Renew Consulting managers are surprised that their new fence hasn't eased the concerns of neighbors. They hoped it would provide a sense of security and privacy for all.

On the other side of the house, Sandra Lyn Care Homes is having problems of its own with the sex offenders next door.

"My residents, they won't leave their bedroom windows open anymore, they don't want to go for walks, they don't like being out in the yard because of the neighbors gawking at them from the porch," Sandra Altheide, Sandra Lyn Care Homes owner.

Some of her female residents have even talked about moving elsewhere if the three sex offenders with mental illnesses continue to live next door.


ID - Man taking photos of his own grandson in the park, automatically deemed a pervert without facts!

Not the actual person
Original Article

07/27/2011

By Carlos Miller

The older, white man was seen photographing children in a public park in Idaho, so it didn’t take long for an overprotective mother to chase him off.

She then called the cops, who in turn alerted the media, who quickly posted articles warning citizens about this dangerous man lurking in the park with his camera, running off after being confronted.

It turns out, the man was just photographing his grandson.

And the only reason he left the park was because the woman was yelling at him.

So police had to redact their statement to the media.

This is how LocalNews8 originally reported the story.

Pocatello Police are warning people of a suspicious man spotted taking pictures of children at Ammon Park.

Police say parents spotted the man photographing their kids, and when they confronted him the man ran off.

He is described as an older white man with white hair and a beard. He was wearing a western-style button-down shirt and blue jeans and was driving a tan/brown van.

If anyone has information about this man, police would like them to call police dispatch at 234-6100.

And this is how they explained it afterward in the updated version.

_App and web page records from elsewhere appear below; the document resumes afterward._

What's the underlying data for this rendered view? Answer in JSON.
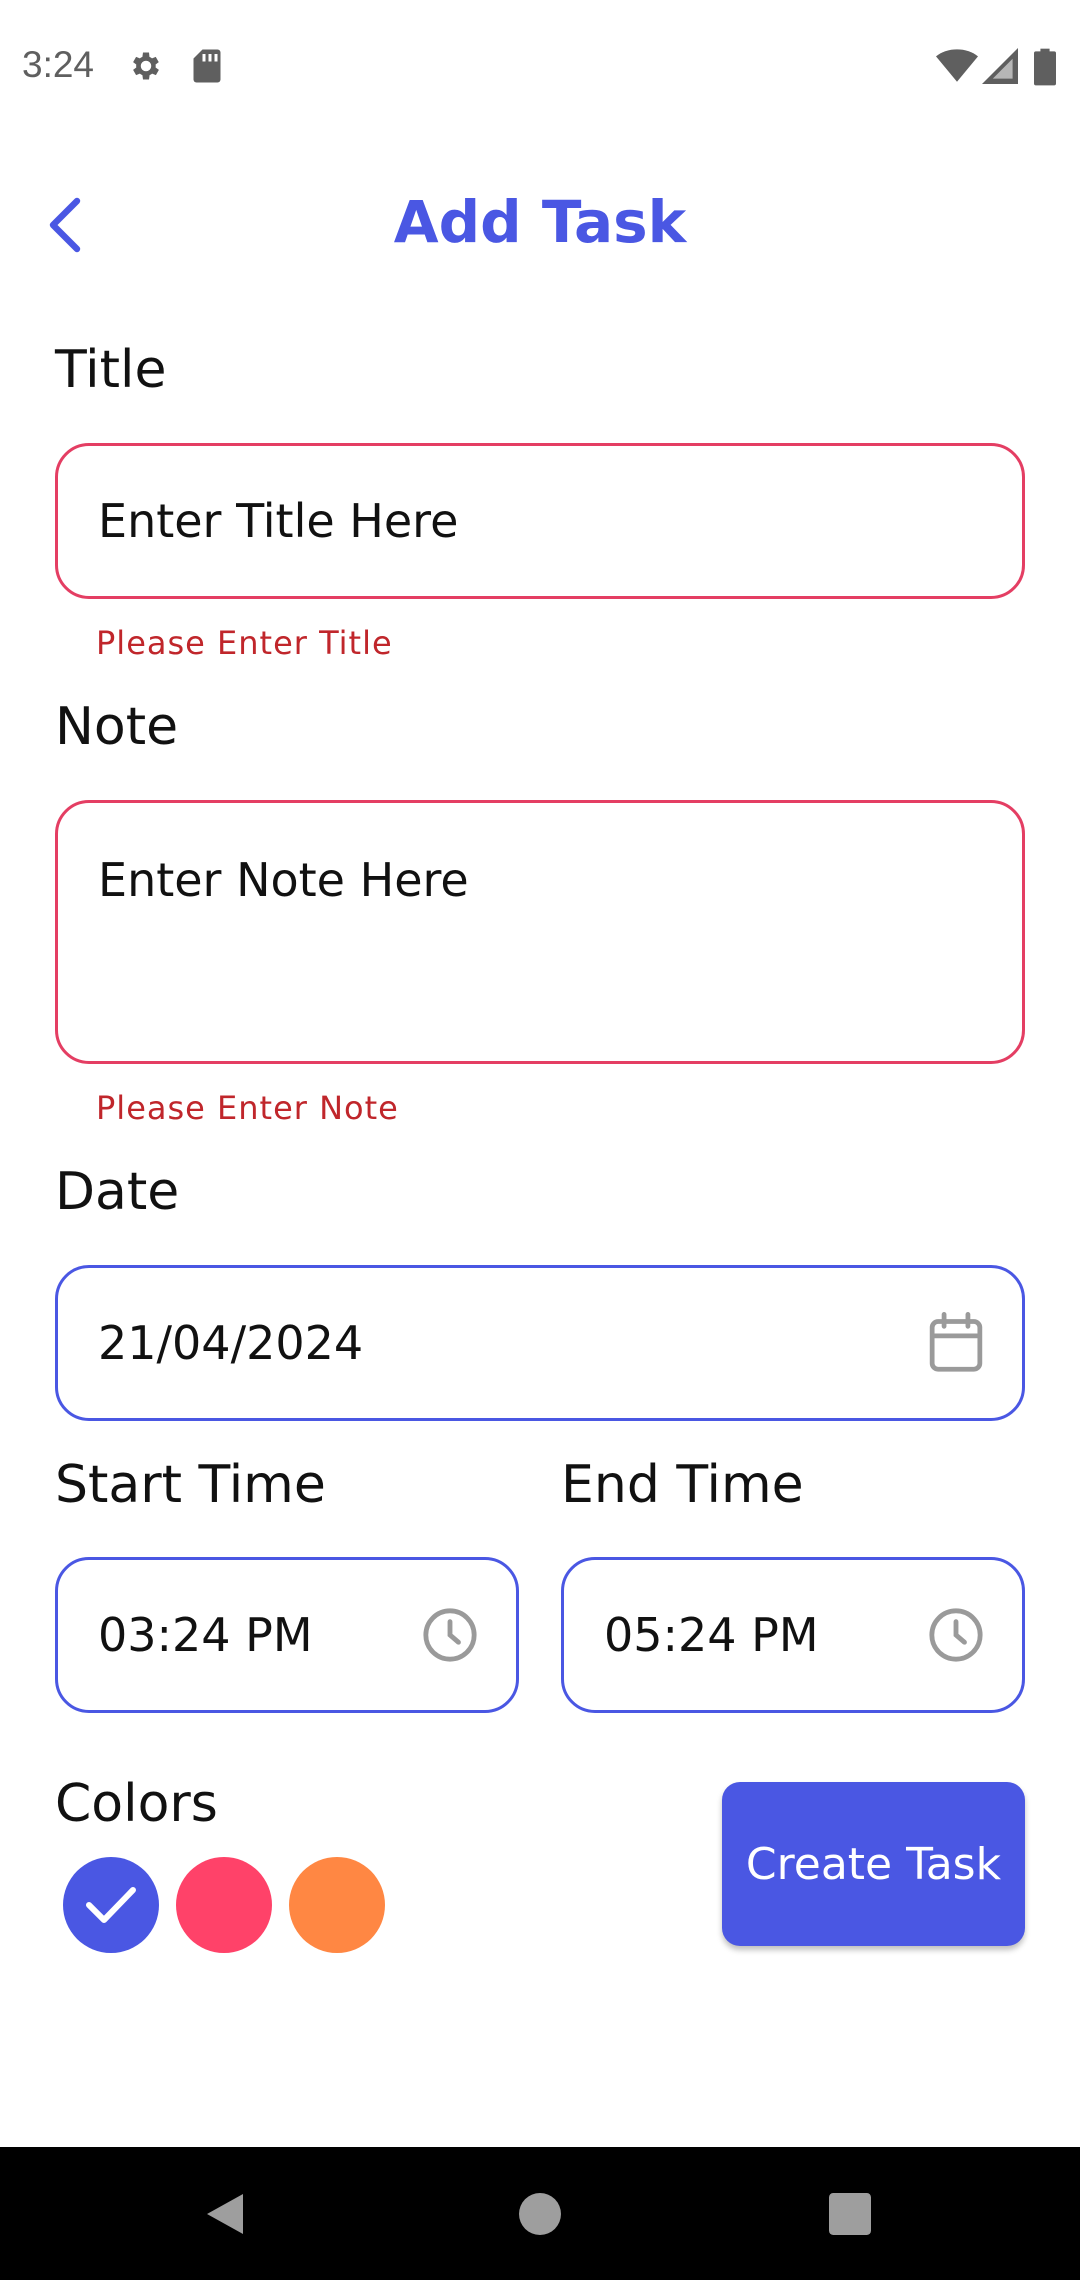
{
  "status_bar": {
    "time": "3:24",
    "left_icons": [
      "settings-icon",
      "sd-card-icon"
    ],
    "right_icons": [
      "wifi-icon",
      "signal-icon",
      "battery-icon"
    ]
  },
  "app_bar": {
    "title": "Add Task",
    "back_icon": "chevron-left-icon"
  },
  "form": {
    "title": {
      "label": "Title",
      "placeholder": "Enter Title Here",
      "error": "Please Enter Title"
    },
    "note": {
      "label": "Note",
      "placeholder": "Enter Note Here",
      "error": "Please Enter Note"
    },
    "date": {
      "label": "Date",
      "value": "21/04/2024",
      "icon": "calendar-icon"
    },
    "start_time": {
      "label": "Start Time",
      "value": "03:24 PM",
      "icon": "clock-icon"
    },
    "end_time": {
      "label": "End Time",
      "value": "05:24 PM",
      "icon": "clock-icon"
    }
  },
  "colors": {
    "label": "Colors",
    "options": [
      {
        "name": "blue",
        "hex": "#4a57e3",
        "selected": true
      },
      {
        "name": "pink",
        "hex": "#ff4269",
        "selected": false
      },
      {
        "name": "orange",
        "hex": "#ff8743",
        "selected": false
      }
    ]
  },
  "create_button": {
    "label": "Create Task"
  },
  "theme": {
    "accent": "#4a57e3",
    "error_border": "#e43e63",
    "error_text": "#c0262b"
  },
  "nav_bar": {
    "icons": [
      "back-icon",
      "home-icon",
      "recents-icon"
    ]
  }
}
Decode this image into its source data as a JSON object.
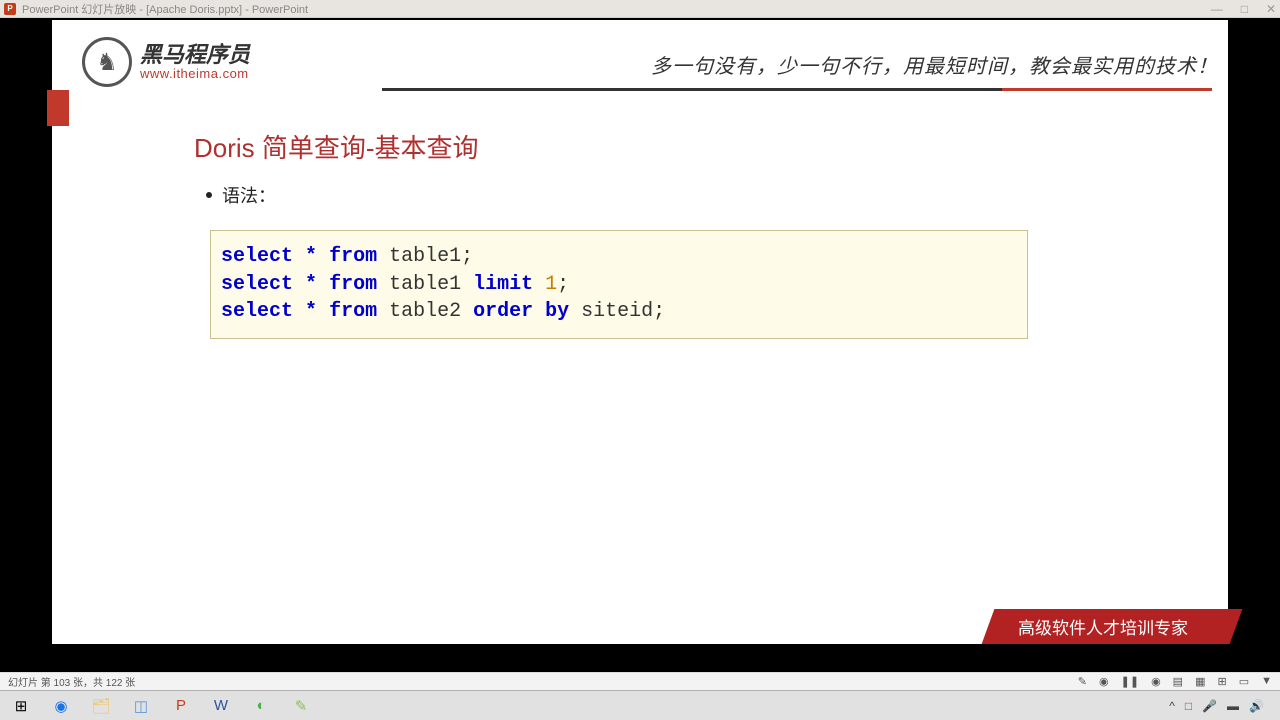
{
  "titlebar": {
    "icon_text": "P",
    "text": "PowerPoint 幻灯片放映 - [Apache Doris.pptx] - PowerPoint"
  },
  "window_controls": {
    "min": "—",
    "max": "□",
    "close": "✕"
  },
  "slide": {
    "logo": {
      "cn": "黑马程序员",
      "url": "www.itheima.com"
    },
    "slogan": "多一句没有，少一句不行，用最短时间，教会最实用的技术！",
    "title": "Doris 简单查询-基本查询",
    "bullet": "语法：",
    "code": {
      "l1_a": "select",
      "l1_b": "*",
      "l1_c": "from",
      "l1_d": " table1;",
      "l2_a": "select",
      "l2_b": "*",
      "l2_c": "from",
      "l2_d": " table1 ",
      "l2_e": "limit",
      "l2_f": "1",
      "l2_g": ";",
      "l3_a": "select",
      "l3_b": "*",
      "l3_c": "from",
      "l3_d": " table2 ",
      "l3_e": "order",
      "l3_f": "by",
      "l3_g": " siteid;"
    },
    "footer_badge": "高级软件人才培训专家"
  },
  "statusbar": {
    "left": "幻灯片 第 103 张，共 122 张"
  },
  "tray": {
    "chevron": "^",
    "square": "□",
    "mic": "🎤",
    "batt": "▬",
    "vol": "🔊"
  }
}
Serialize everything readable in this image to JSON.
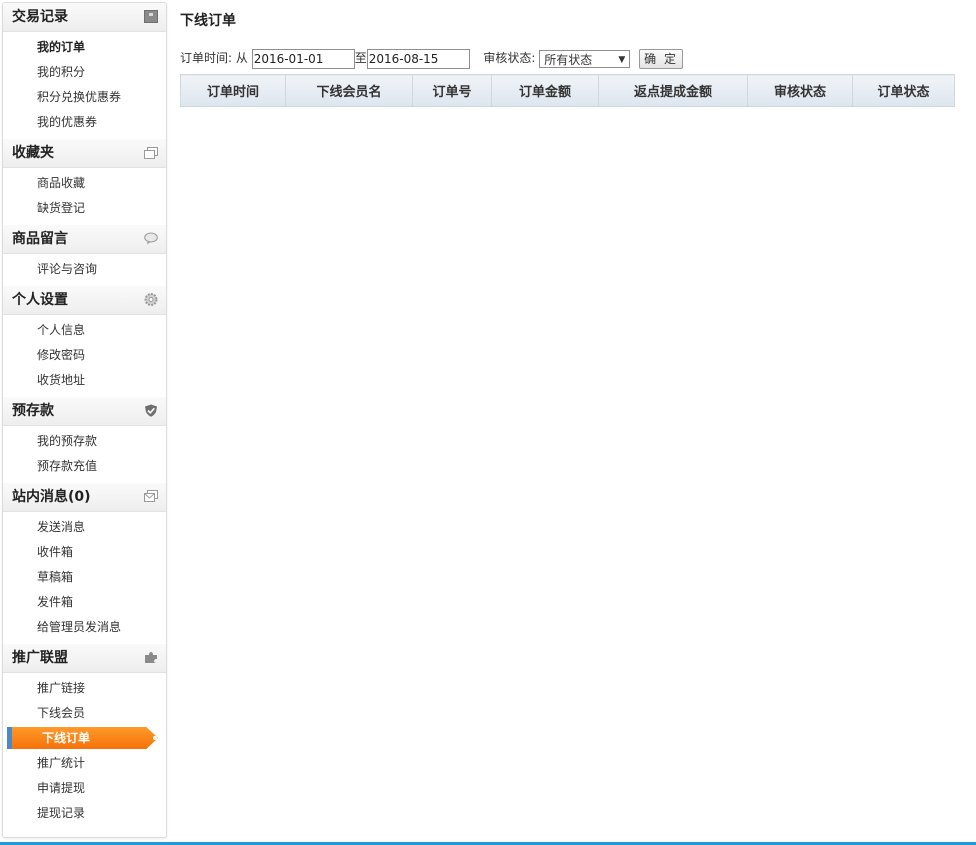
{
  "sidebar": {
    "groups": [
      {
        "title": "交易记录",
        "icon": "box-icon",
        "items": [
          "我的订单",
          "我的积分",
          "积分兑换优惠券",
          "我的优惠券"
        ]
      },
      {
        "title": "收藏夹",
        "icon": "folders-icon",
        "items": [
          "商品收藏",
          "缺货登记"
        ]
      },
      {
        "title": "商品留言",
        "icon": "speech-bubble-icon",
        "items": [
          "评论与咨询"
        ]
      },
      {
        "title": "个人设置",
        "icon": "gear-icon",
        "items": [
          "个人信息",
          "修改密码",
          "收货地址"
        ]
      },
      {
        "title": "预存款",
        "icon": "shield-check-icon",
        "items": [
          "我的预存款",
          "预存款充值"
        ]
      },
      {
        "title": "站内消息(0)",
        "icon": "envelope-icon",
        "items": [
          "发送消息",
          "收件箱",
          "草稿箱",
          "发件箱",
          "给管理员发消息"
        ]
      },
      {
        "title": "推广联盟",
        "icon": "puzzle-icon",
        "items": [
          "推广链接",
          "下线会员",
          "下线订单",
          "推广统计",
          "申请提现",
          "提现记录"
        ]
      }
    ],
    "active_item": "下线订单"
  },
  "main": {
    "title": "下线订单",
    "filter": {
      "order_time_label": "订单时间: 从",
      "date_from": "2016-01-01",
      "to_label": "至",
      "date_to": "2016-08-15",
      "status_label": "审核状态:",
      "status_selected": "所有状态",
      "submit_label": "确 定"
    },
    "table": {
      "columns": [
        "订单时间",
        "下线会员名",
        "订单号",
        "订单金额",
        "返点提成金额",
        "审核状态",
        "订单状态"
      ]
    }
  },
  "colors": {
    "active_flag": "#f5720a",
    "active_bar": "#4a88c8",
    "bottom_line": "#1e9ad6",
    "table_header": "#dde5ee"
  }
}
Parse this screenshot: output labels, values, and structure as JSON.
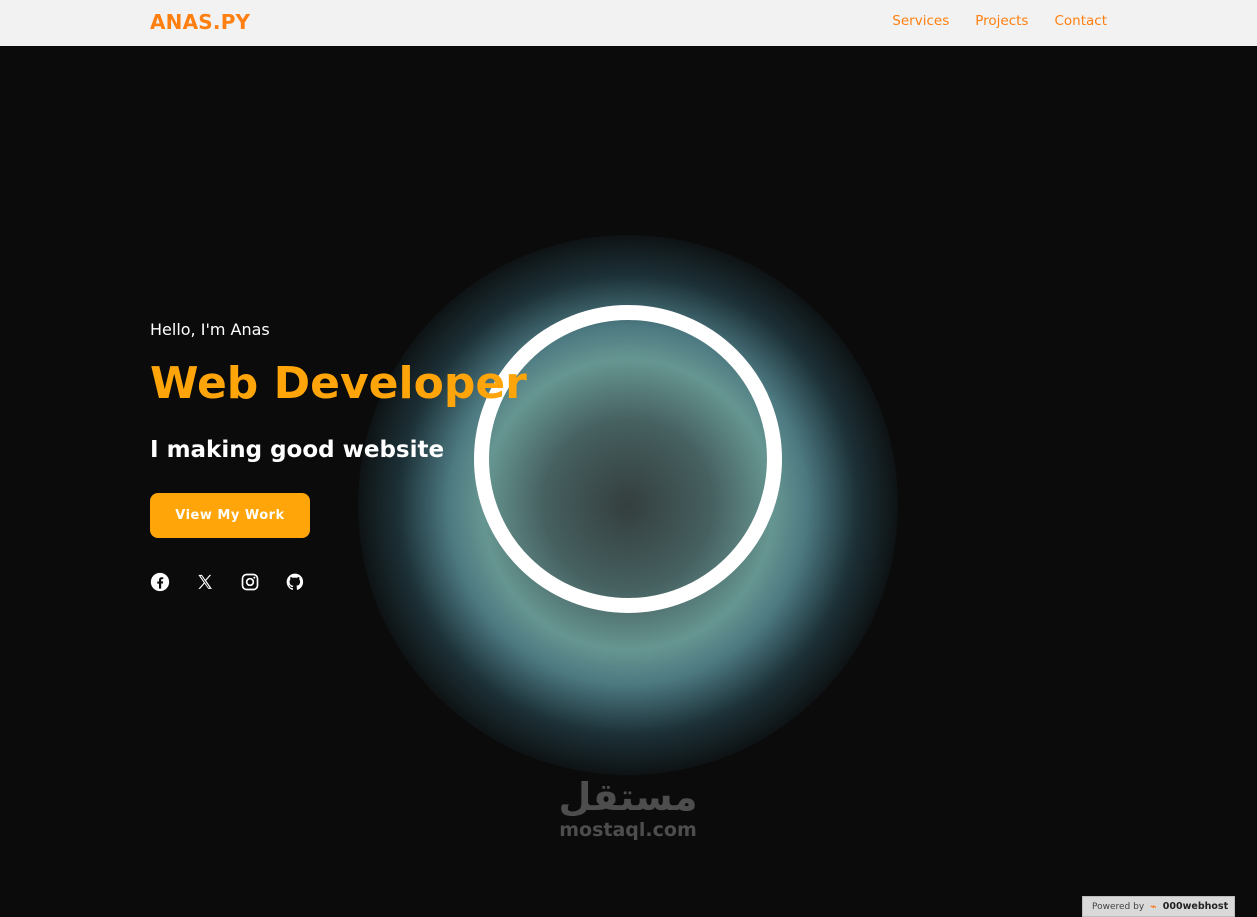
{
  "navbar": {
    "brand": "ANAS.PY",
    "links": [
      "Services",
      "Projects",
      "Contact"
    ]
  },
  "hero": {
    "greeting": "Hello, I'm Anas",
    "title": "Web Developer",
    "tagline": "I making good website",
    "cta_label": "View My Work",
    "socials": [
      "facebook-icon",
      "x-icon",
      "instagram-icon",
      "github-icon"
    ]
  },
  "watermark": {
    "arabic": "مستقل",
    "latin": "mostaql.com"
  },
  "hosting_badge": {
    "prefix": "Powered by",
    "host": "000webhost"
  },
  "colors": {
    "accent": "#ffa50a",
    "brand_orange": "#ff7f11",
    "background": "#0b0b0b",
    "navbar": "#f2f2f2"
  }
}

Lt. Paul Manning said the man in question called in the Pocatello Police Department himself, saying he was at the park taking pictures of his grandson. The man also said that he did not run away, but simply walked away from a woman who had gotten very close to him and was yelling at him. Manning said police are no longer worried about the man and he is not suspicious.

The hysteria of adults photographing children in public has reached epidemic proportions.

Earlier this week, we reported on a New York man who was threatened by a mom's boyfriend, then warned by cops not to take photos of kids, even though it was never proven that he had taken photos of the kids.

And before that, a pair of photographers were told they were not allowed to photograph children swimming in the frog pond at Boston Common, which Boston Common later apologized for on its Facebook page.

And earlier this year, New Jersey lawmakers tried to pass a law that would have made it illegal to photograph children in public without parental consent.

If parents are so worried about pedophiles, then they should look within their own families or circle of friends, not the stranger with the camera.

According to Wikipedia, which always cites their research:

Offenders are more likely to be relatives or acquaintances of their victim than strangers.[98] A 2006–2007 Idaho study of 430 cases found that 82% of juvenile sex offenders were known to the victims (acquaintances 46% or relatives 36%).[99][100]

We have to accept the fact that kids are part of society. If you take them out in public, there's a chance they might be photographed. Just as any adult might be photographed.

The real issue is how these parents become aggressive towards photographers as we have seen.

I'm not a parent but I know some parents speak boldly about what they would do if they caught somebody photographing their kid.

I can assure them that I would not back down if confronted. I guarantee that. I'll even wait for the cops to get there while videotaping the whole interaction.

But I do try to avoid photographing kids for this reason. And frankly, unless it's a good photo journalistic photo (or if I'm with family and friends), I have no desire to photograph kids anyway.

But I will also not be the one to run away if confronted by one of these self-righteous parents.

And I doubt I'm alone.

So only time will tell before one of these parents gets arrested for assault.